* TASK
Find the string "this" in the records. Copy each line that has it.

* DATASET EXCERPTS
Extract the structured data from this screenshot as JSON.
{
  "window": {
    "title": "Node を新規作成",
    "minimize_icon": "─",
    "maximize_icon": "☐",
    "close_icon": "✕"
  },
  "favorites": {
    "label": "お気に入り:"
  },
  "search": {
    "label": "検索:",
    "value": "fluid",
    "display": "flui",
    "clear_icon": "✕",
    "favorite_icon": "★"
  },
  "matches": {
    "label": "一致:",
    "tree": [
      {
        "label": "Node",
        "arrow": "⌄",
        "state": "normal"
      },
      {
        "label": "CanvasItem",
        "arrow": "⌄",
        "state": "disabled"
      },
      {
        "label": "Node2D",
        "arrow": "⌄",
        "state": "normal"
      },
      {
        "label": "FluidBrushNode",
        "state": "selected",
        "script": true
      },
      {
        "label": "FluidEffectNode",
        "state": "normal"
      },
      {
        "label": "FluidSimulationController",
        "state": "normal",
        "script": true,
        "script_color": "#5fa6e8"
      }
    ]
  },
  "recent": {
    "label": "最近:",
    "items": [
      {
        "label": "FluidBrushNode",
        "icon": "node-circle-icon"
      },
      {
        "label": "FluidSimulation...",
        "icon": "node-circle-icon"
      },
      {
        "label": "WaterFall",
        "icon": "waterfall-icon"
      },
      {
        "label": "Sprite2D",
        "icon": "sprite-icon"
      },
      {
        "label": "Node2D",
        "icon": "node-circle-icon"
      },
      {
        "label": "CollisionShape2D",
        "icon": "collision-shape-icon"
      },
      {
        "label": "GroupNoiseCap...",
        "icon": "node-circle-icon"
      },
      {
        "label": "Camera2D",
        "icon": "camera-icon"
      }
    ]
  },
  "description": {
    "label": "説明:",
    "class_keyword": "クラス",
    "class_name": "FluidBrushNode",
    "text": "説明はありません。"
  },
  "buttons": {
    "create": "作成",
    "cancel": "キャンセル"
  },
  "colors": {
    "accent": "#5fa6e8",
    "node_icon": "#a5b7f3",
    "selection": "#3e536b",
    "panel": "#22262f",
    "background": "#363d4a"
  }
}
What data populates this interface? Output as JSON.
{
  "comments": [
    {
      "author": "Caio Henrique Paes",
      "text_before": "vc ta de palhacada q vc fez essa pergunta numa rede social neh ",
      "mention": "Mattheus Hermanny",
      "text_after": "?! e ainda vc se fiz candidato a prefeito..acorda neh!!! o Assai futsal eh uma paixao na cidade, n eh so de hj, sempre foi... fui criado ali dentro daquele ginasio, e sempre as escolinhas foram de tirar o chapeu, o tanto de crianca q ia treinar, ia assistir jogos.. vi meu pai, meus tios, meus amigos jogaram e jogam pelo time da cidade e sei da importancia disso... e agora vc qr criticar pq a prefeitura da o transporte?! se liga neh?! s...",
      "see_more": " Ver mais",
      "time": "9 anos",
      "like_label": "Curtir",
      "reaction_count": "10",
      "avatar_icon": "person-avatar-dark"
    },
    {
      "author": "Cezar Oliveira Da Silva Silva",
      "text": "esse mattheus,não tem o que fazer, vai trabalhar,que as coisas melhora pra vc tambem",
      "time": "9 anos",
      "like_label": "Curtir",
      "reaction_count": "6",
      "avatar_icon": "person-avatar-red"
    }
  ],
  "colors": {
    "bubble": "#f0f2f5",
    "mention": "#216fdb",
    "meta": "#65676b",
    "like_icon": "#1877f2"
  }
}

* RESPONSE BOX
Extract the structured data from this screenshot as JSON.
What data populates this interface? Output as JSON.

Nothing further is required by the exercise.